Abortion was the top priority for voters in Petersburg as they headed to the polls on Election Day in an extremely competitive district.
“Even though the other things are important. That's more important than anything,” said Wilma Nedrick. Nedrick said she planned to vote for Kimberly Pope Adams, who is seeking to unseat incumbent Del. Kimberly Taylor.
House District 82 appears to be a close race in Virginia, according to voter data put together by the Virginia Public Access Project. Youngkin won the district in 2021 by 2 percentage points. In last year’s election, voters supported congressional Democrats by a 1% margin, according to VPAP.
It’s a similar situation to other competitive districts listed by VPAP: a swing towards Democrats between the 2021 gubernatorial election and the 2022 congressional election, in the wake of the fall of Roe v. Wade.
There is also data that suggests that whichever party wins this race could control the House of Delegates when the General Assembly convenes in January.
Democrats outperformed Republicans within these borders during the 2022 election, as they did in about half of the other 100 House districts, according to VPAP data.
Brandy Faulkner, a political science professor at Virginia Tech, described the balance of power in Virginia as “very delicate.”
“We know that the governor would like to minimize reproductive health rights in the state of Virginia and he certainly has some support in the General Assembly to do that,” she said. “But he definitely would need a major win in this election to be able to push some of the legislation through.”
Both campaigns have put significant resources into the district, with voters saying they looked forward to the end of the campaign.
It’s an effort to get out the vote, too. Alice Robbins voted mostly based on party identity.
“I've just always been Republican and I stick with that,” she said, also listing veterans issues as a priority for her. “I think if we can get control of the House, some of those things might turn for the better.”

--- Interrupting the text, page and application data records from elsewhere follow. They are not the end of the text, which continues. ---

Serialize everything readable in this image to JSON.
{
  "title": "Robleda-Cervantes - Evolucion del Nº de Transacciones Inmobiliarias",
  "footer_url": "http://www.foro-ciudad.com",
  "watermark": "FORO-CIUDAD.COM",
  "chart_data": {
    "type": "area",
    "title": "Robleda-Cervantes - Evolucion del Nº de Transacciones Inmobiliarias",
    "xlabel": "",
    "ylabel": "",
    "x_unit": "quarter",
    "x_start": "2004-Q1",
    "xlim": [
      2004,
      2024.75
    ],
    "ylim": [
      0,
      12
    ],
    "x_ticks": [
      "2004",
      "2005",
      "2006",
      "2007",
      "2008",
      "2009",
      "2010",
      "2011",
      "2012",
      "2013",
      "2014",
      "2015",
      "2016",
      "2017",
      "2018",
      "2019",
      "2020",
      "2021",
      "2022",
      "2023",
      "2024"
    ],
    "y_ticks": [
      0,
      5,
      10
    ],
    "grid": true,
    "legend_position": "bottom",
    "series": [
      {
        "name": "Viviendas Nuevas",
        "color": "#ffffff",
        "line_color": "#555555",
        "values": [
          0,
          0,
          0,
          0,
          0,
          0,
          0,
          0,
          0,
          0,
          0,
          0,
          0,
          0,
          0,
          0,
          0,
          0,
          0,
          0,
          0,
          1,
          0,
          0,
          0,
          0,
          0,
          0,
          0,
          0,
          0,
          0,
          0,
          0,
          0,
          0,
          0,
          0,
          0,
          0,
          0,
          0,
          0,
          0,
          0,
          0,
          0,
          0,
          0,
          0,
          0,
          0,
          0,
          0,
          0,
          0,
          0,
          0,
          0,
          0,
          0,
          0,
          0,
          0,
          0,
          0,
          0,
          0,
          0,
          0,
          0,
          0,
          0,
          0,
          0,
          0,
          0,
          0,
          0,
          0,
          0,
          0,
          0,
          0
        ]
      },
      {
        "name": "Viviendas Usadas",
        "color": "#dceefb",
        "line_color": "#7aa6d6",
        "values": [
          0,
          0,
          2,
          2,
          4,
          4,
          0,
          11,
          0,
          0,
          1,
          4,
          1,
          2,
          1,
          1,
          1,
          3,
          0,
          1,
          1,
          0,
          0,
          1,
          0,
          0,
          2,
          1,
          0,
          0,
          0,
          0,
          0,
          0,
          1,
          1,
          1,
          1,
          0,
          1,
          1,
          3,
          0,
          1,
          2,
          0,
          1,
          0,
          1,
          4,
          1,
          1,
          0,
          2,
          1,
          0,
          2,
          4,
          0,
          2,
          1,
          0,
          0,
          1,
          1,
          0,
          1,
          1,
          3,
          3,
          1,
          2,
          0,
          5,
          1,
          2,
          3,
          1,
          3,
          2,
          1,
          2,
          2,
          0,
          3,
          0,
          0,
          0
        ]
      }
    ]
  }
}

While abortion was the most cited issue in voters that VPM spoke with, they also mentioned gun control and education.